Headline News
Go Back
2014-12-04

'Another good cowboy's gone home'

By Judith Pannebaker BCC Editor

Earlier this year, humorist and ventriloquist, Barry Toepp, passed away, leaving his wife, Marcia, bereft; and his constant companion, Gino "R" Tree, without a voice.
To keep her husband's memory and legacy alive, Toepp's widow has donated a collection of the costumes and props used during the couple's performances with the Cowboys on Main and Bandera on the Road programs to the Frontier Times Museum. On Wednesday, Nov. 26, the museum showcased the collection, "Pitching His Voice - The Art and Tradition of Cowboy Ventriloquist Barry Toepp."
"We were honored that Marcia generously offered us the treasures that she shared with her beloved husband," said Frontier Times Museum Executive Director Rebecca Norton.
"Bandera is known for its interesting people and Barry was definitely interesting and funny. Where else but in Bandera could you have a conversation on the street with a cowboy and his cowboy ventriloquist dummy? Marcia's gift to the museum will allow us to tell this story for years to come," Norton continued.
The opening of "Pitching His Voice - The Art and Tradition of Cowboy Ventriloquist Barry Toepp" also served as a memorial service for the popular entertainer.
"He really didn't want a memorial service," Marcia Toepp told those assembled. "Two well-respected friends of his passed away recently and the memorials were very hard on him.

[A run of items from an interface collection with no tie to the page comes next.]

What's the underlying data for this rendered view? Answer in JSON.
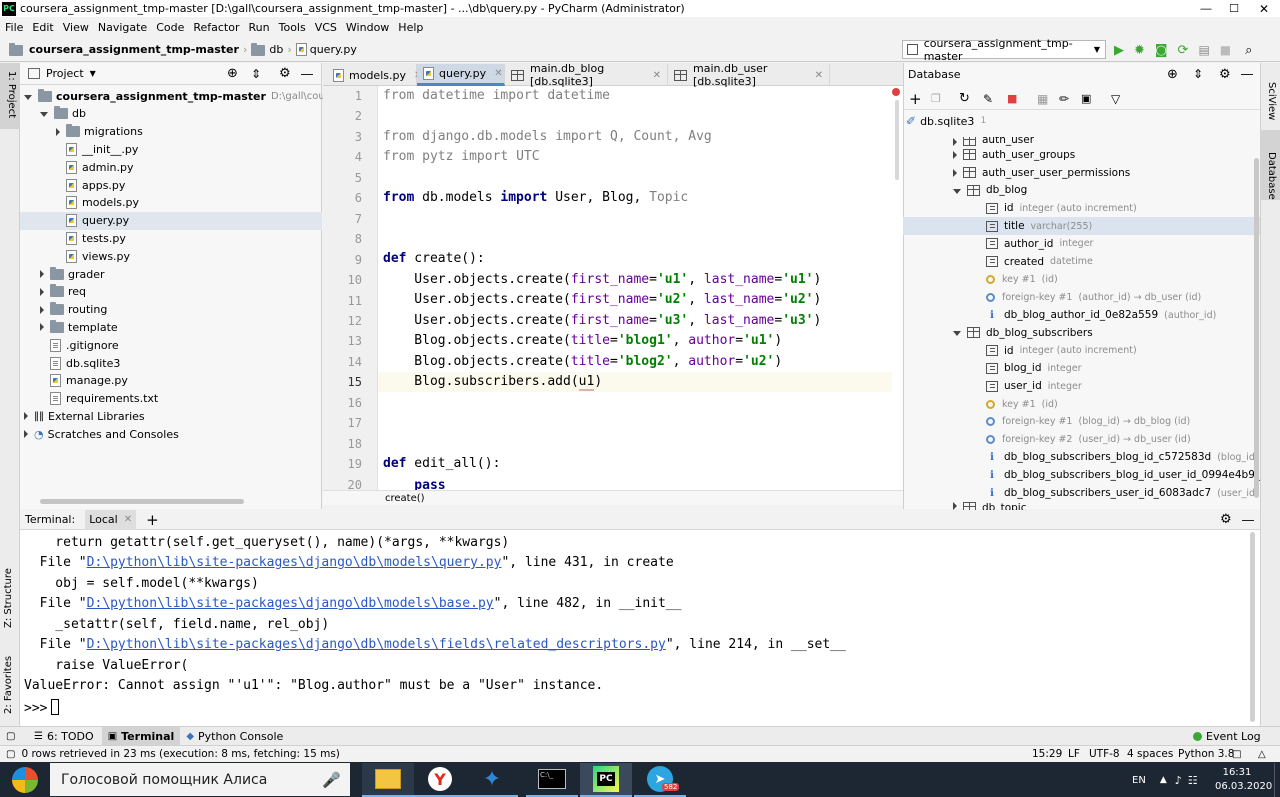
{
  "window": {
    "title": "coursera_assignment_tmp-master [D:\\gall\\coursera_assignment_tmp-master] - ...\\db\\query.py - PyCharm (Administrator)",
    "app_icon": "PC"
  },
  "menu": [
    "File",
    "Edit",
    "View",
    "Navigate",
    "Code",
    "Refactor",
    "Run",
    "Tools",
    "VCS",
    "Window",
    "Help"
  ],
  "breadcrumb": {
    "project": "coursera_assignment_tmp-master",
    "folder": "db",
    "file": "query.py"
  },
  "run_config": "coursera_assignment_tmp-master",
  "side_left": {
    "project": "1: Project",
    "structure": "Z: Structure",
    "favorites": "2: Favorites"
  },
  "side_right": {
    "sciview": "SciView",
    "database": "Database"
  },
  "project_panel": {
    "title": "Project",
    "items": [
      {
        "label": "coursera_assignment_tmp-master",
        "extra": "D:\\gall\\coursera_assignment_tmp-master",
        "kind": "folder",
        "state": "open"
      },
      {
        "label": "db",
        "kind": "folder",
        "state": "open"
      },
      {
        "label": "migrations",
        "kind": "folder",
        "state": "closed"
      },
      {
        "label": "__init__.py",
        "kind": "py"
      },
      {
        "label": "admin.py",
        "kind": "py"
      },
      {
        "label": "apps.py",
        "kind": "py"
      },
      {
        "label": "models.py",
        "kind": "py"
      },
      {
        "label": "query.py",
        "kind": "py"
      },
      {
        "label": "tests.py",
        "kind": "py"
      },
      {
        "label": "views.py",
        "kind": "py"
      },
      {
        "label": "grader",
        "kind": "folder",
        "state": "closed"
      },
      {
        "label": "req",
        "kind": "folder",
        "state": "closed"
      },
      {
        "label": "routing",
        "kind": "folder",
        "state": "closed"
      },
      {
        "label": "template",
        "kind": "folder",
        "state": "closed"
      },
      {
        "label": ".gitignore",
        "kind": "txt"
      },
      {
        "label": "db.sqlite3",
        "kind": "txt"
      },
      {
        "label": "manage.py",
        "kind": "py"
      },
      {
        "label": "requirements.txt",
        "kind": "txt"
      },
      {
        "label": "External Libraries",
        "kind": "lib",
        "state": "closed"
      },
      {
        "label": "Scratches and Consoles",
        "kind": "scratch",
        "state": "closed"
      }
    ]
  },
  "editor_tabs": [
    {
      "label": "models.py",
      "active": false
    },
    {
      "label": "query.py",
      "active": true
    },
    {
      "label": "main.db_blog [db.sqlite3]",
      "active": false
    },
    {
      "label": "main.db_user [db.sqlite3]",
      "active": false
    }
  ],
  "code": {
    "line_numbers": [
      "1",
      "2",
      "3",
      "4",
      "5",
      "6",
      "7",
      "8",
      "9",
      "10",
      "11",
      "12",
      "13",
      "14",
      "15",
      "16",
      "17",
      "18",
      "19",
      "20"
    ],
    "l1": {
      "a": "from",
      "b": " datetime ",
      "c": "import",
      "d": " datetime"
    },
    "l3": {
      "a": "from",
      "b": " django.db.models ",
      "c": "import",
      "d": " Q, Count, Avg"
    },
    "l4": {
      "a": "from",
      "b": " pytz ",
      "c": "import",
      "d": " UTC"
    },
    "l6": {
      "a": "from",
      "b": " db.models ",
      "c": "import",
      "d": " User, Blog, ",
      "e": "Topic"
    },
    "l9": {
      "a": "def",
      "b": " create():"
    },
    "l10": {
      "a": "    User.objects.create(",
      "b": "first_name",
      "c": "=",
      "d": "'u1'",
      "e": ", ",
      "f": "last_name",
      "g": "=",
      "h": "'u1'",
      "i": ")"
    },
    "l11": {
      "a": "    User.objects.create(",
      "b": "first_name",
      "c": "=",
      "d": "'u2'",
      "e": ", ",
      "f": "last_name",
      "g": "=",
      "h": "'u2'",
      "i": ")"
    },
    "l12": {
      "a": "    User.objects.create(",
      "b": "first_name",
      "c": "=",
      "d": "'u3'",
      "e": ", ",
      "f": "last_name",
      "g": "=",
      "h": "'u3'",
      "i": ")"
    },
    "l13": {
      "a": "    Blog.objects.create(",
      "b": "title",
      "c": "=",
      "d": "'blog1'",
      "e": ", ",
      "f": "author",
      "g": "=",
      "h": "'u1'",
      "i": ")"
    },
    "l14": {
      "a": "    Blog.objects.create(",
      "b": "title",
      "c": "=",
      "d": "'blog2'",
      "e": ", ",
      "f": "author",
      "g": "=",
      "h": "'u2'",
      "i": ")"
    },
    "l15": {
      "a": "    Blog.subscribers.add(",
      "b": "u1",
      "c": ")"
    },
    "l19": {
      "a": "def",
      "b": " edit_all():"
    },
    "l20": {
      "a": "    pass"
    },
    "status_crumb": "create()"
  },
  "database": {
    "title": "Database",
    "root": "db.sqlite3",
    "root_count": "1",
    "items": [
      {
        "label": "auth_user",
        "type": "",
        "kind": "table",
        "partial": true
      },
      {
        "label": "auth_user_groups",
        "type": "",
        "kind": "table"
      },
      {
        "label": "auth_user_user_permissions",
        "type": "",
        "kind": "table"
      },
      {
        "label": "db_blog",
        "type": "",
        "kind": "table",
        "open": true
      },
      {
        "label": "id",
        "type": "integer (auto increment)",
        "kind": "col"
      },
      {
        "label": "title",
        "type": "varchar(255)",
        "kind": "col",
        "selected": true
      },
      {
        "label": "author_id",
        "type": "integer",
        "kind": "col"
      },
      {
        "label": "created",
        "type": "datetime",
        "kind": "col"
      },
      {
        "label": "key #1",
        "type": "(id)",
        "kind": "key"
      },
      {
        "label": "foreign-key #1",
        "type": "(author_id) → db_user (id)",
        "kind": "fkey"
      },
      {
        "label": "db_blog_author_id_0e82a559",
        "type": "(author_id)",
        "kind": "idx"
      },
      {
        "label": "db_blog_subscribers",
        "type": "",
        "kind": "table",
        "open": true
      },
      {
        "label": "id",
        "type": "integer (auto increment)",
        "kind": "col"
      },
      {
        "label": "blog_id",
        "type": "integer",
        "kind": "col"
      },
      {
        "label": "user_id",
        "type": "integer",
        "kind": "col"
      },
      {
        "label": "key #1",
        "type": "(id)",
        "kind": "key"
      },
      {
        "label": "foreign-key #1",
        "type": "(blog_id) → db_blog (id)",
        "kind": "fkey"
      },
      {
        "label": "foreign-key #2",
        "type": "(user_id) → db_user (id)",
        "kind": "fkey"
      },
      {
        "label": "db_blog_subscribers_blog_id_c572583d",
        "type": "(blog_id)",
        "kind": "idx"
      },
      {
        "label": "db_blog_subscribers_blog_id_user_id_0994e4b9_uniq",
        "type": "",
        "kind": "idxu"
      },
      {
        "label": "db_blog_subscribers_user_id_6083adc7",
        "type": "(user_id)",
        "kind": "idx"
      },
      {
        "label": "db_topic",
        "type": "",
        "kind": "table",
        "partial": true
      }
    ]
  },
  "terminal": {
    "label": "Terminal:",
    "tab": "Local",
    "lines": {
      "t1": "    return getattr(self.get_queryset(), name)(*args, **kwargs)",
      "t2a": "  File \"",
      "t2b": "D:\\python\\lib\\site-packages\\django\\db\\models\\query.py",
      "t2c": "\", line 431, in create",
      "t3": "    obj = self.model(**kwargs)",
      "t4a": "  File \"",
      "t4b": "D:\\python\\lib\\site-packages\\django\\db\\models\\base.py",
      "t4c": "\", line 482, in __init__",
      "t5": "    _setattr(self, field.name, rel_obj)",
      "t6a": "  File \"",
      "t6b": "D:\\python\\lib\\site-packages\\django\\db\\models\\fields\\related_descriptors.py",
      "t6c": "\", line 214, in __set__",
      "t7": "    raise ValueError(",
      "t8": "ValueError: Cannot assign \"'u1'\": \"Blog.author\" must be a \"User\" instance.",
      "t9": ">>> "
    }
  },
  "bottom_tabs": [
    {
      "label": "6: TODO"
    },
    {
      "label": "Terminal"
    },
    {
      "label": "Python Console"
    }
  ],
  "event_log": "Event Log",
  "status": {
    "message": "0 rows retrieved in 23 ms (execution: 8 ms, fetching: 15 ms)",
    "position": "15:29",
    "line_sep": "LF",
    "encoding": "UTF-8",
    "indent": "4 spaces",
    "interpreter": "Python 3.8"
  },
  "taskbar": {
    "search": "Голосовой помощник Алиса",
    "lang": "EN",
    "time": "16:31",
    "date": "06.03.2020",
    "badge": "582"
  }
}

Barry felt this would be too hard on me and the kids."
However, as it turned out, the memorial morphed into a very special tribute to a man whom everyone loved and respected - with friends and family sharing remembrances of someone who passed from their lives too soon.
Adding a little levity, Marcia recalled a time when after gaining a little weight, lamenting, "I can't fit into any of my pants." Her husband's reaction? "He just said, 'We can buy bigger pants and there's just more of you to cuddle'!" Marcia added, "He loved me unconditionally."
One of Toepp's oldest friends of 52 years, Mike Wooley, of Santa Rosa, California, recalled forming a singing group - in the manner of The Lettermen and Four Freshmen - in the 1960s in California. "Barry was the humorous one. Pretending to be late for the performance, he used to rush on stage with toilet paper trailing behind him," Wooley said. "A true entertainer, Barry left his heart with a lot of people."
"I am my father's son," said Barry Vincent Toepp Jr., "both in appearance and humor." The former Master at Arms for the United States Navy, now chief of police for the VA in Seattle, Washington, bore an uncanny resemblance to his father - and they were close in other ways. "Dad was always my 'go to' guy and his counsel was never self-serving," Toepp Jr. said.
Recalling a somewhat painful and less than idyllic childhood, he remembered his father driving him back to his mother's house after spending the day with his son. "I was about 6 years old and I didn't want to go back to that house so I'd run after my father," Toepp Jr. said. "I spent the next 40 years running after him and when I finally get there, it's going to be really cool."
Reminiscing about the couple's 41 years together as a team, Marcia said, "I don't have any bad memories. I loved Barry with all my heart and miss him terribly."
At Marcia's request, entertainer Makin' Dust paid perfect homage to his late friend with a poignant song written by cowboy poet and songwriter Red Steagall, "There's One Empty Cot in the Bunkhouse."
The lyrics conjured up a full life cut short too soon:
"There's one empty cot in the bunkhouse.
There's a saddle that nobody rides.
One empty place at the table.
The remuda is five horses shy.
We turned his string out to pasture.
He'll never ride 'em no more.
We buried him out on the hillside last Sunday.
Another good cowboy's gone home."
Barry Toepp Sr. may have gone home, but according to Makin' Dust and the multitude of friends who gathered at the museum, his sweet and gentle spirit will live on forever in the hearts of those who loved him.
"Pitching His Voice - The Art and Tradition of Cowboy Ventriloquist Barry Toepp" will be on display in the museum's Western gallery through May 2015. The exhibit features a selection of the Toepps' matching outfits, a poster signed by Professional Bull Riders' champion cowboys and, of course, Gino "R" Tree and Carrie Oakie and their tiny matching costumes.
The Frontier Times Museum is located at 510 13th Street in Bandera. For more information, call 830-796-3864.